• _TRY IT_: Could you report every line of the listing below that holds the word "curve"?

• _RECORD SET_:
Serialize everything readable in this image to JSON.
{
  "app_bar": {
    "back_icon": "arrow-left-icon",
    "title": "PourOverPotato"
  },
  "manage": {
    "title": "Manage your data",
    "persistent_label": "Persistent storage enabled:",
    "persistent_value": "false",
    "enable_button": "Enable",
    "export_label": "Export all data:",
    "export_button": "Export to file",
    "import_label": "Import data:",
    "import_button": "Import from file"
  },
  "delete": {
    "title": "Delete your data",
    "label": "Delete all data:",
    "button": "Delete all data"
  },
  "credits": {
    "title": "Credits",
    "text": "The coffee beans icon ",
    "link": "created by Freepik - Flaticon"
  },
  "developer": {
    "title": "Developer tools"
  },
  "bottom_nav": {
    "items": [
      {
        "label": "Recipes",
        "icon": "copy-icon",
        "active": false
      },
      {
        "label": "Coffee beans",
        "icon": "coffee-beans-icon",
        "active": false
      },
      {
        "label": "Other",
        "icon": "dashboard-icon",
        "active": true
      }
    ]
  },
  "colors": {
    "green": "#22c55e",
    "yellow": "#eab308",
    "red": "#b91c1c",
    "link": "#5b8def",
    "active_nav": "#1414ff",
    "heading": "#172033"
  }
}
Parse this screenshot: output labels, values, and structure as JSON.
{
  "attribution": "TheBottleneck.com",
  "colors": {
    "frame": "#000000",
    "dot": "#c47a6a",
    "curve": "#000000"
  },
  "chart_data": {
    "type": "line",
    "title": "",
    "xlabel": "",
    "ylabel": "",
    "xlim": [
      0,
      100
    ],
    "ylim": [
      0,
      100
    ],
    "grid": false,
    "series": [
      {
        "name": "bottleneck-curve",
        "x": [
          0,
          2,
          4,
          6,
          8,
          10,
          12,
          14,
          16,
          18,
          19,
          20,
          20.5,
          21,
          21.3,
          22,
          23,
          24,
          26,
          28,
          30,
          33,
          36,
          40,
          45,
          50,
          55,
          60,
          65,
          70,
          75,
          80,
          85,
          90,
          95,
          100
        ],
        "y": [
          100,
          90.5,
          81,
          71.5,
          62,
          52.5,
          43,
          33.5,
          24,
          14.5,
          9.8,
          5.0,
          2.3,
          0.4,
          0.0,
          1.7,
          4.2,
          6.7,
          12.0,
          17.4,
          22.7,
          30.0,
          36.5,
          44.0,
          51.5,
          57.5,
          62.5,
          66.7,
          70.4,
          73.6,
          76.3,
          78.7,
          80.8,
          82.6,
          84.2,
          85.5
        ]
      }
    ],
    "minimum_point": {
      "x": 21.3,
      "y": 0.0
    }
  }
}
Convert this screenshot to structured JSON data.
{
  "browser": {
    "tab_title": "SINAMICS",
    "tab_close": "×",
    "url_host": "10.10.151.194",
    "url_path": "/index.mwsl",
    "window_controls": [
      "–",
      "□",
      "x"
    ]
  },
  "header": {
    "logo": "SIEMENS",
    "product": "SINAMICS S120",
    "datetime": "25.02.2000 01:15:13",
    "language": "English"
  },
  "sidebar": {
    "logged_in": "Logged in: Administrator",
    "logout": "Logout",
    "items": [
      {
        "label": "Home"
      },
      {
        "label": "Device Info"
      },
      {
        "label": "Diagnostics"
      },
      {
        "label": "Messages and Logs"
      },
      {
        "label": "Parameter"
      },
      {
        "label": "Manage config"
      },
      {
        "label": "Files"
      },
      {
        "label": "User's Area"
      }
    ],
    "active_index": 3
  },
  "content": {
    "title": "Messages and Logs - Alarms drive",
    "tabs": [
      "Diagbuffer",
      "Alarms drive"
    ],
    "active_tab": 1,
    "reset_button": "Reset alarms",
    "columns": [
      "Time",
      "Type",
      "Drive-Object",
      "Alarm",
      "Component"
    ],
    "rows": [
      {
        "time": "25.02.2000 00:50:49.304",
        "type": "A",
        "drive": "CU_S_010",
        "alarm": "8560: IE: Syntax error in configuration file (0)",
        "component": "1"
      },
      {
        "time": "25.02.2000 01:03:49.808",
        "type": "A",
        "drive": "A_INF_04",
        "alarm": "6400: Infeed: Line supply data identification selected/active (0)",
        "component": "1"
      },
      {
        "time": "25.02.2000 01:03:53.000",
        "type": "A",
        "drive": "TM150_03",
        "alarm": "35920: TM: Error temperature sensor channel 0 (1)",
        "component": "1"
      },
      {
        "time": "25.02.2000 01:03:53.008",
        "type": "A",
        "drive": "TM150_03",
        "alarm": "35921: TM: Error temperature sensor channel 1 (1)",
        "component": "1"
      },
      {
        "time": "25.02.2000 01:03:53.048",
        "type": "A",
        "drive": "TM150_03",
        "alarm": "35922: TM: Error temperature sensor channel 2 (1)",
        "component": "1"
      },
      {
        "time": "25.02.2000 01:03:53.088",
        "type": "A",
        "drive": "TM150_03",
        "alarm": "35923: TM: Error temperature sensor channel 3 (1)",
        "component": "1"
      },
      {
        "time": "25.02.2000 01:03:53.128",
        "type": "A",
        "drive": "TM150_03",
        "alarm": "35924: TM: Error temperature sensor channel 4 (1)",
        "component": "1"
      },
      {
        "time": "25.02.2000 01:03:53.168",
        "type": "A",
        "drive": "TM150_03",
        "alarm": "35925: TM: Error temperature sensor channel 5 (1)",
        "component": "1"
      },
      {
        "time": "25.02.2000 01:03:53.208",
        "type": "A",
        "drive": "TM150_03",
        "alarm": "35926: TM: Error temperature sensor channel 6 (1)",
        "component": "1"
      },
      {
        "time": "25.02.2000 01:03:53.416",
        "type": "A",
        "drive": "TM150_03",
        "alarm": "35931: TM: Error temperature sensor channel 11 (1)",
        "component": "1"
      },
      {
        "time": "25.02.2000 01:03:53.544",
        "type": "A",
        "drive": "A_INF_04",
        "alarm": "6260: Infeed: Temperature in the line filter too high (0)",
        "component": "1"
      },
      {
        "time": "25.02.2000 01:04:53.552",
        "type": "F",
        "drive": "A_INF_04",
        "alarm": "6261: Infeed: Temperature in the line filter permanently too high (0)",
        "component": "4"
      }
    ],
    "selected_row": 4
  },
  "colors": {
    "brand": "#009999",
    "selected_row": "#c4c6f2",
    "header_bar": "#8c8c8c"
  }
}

• _RESPONSE TO THIS EXERCISE_:
    "curve": "#000000"
        "name": "bottleneck-curve",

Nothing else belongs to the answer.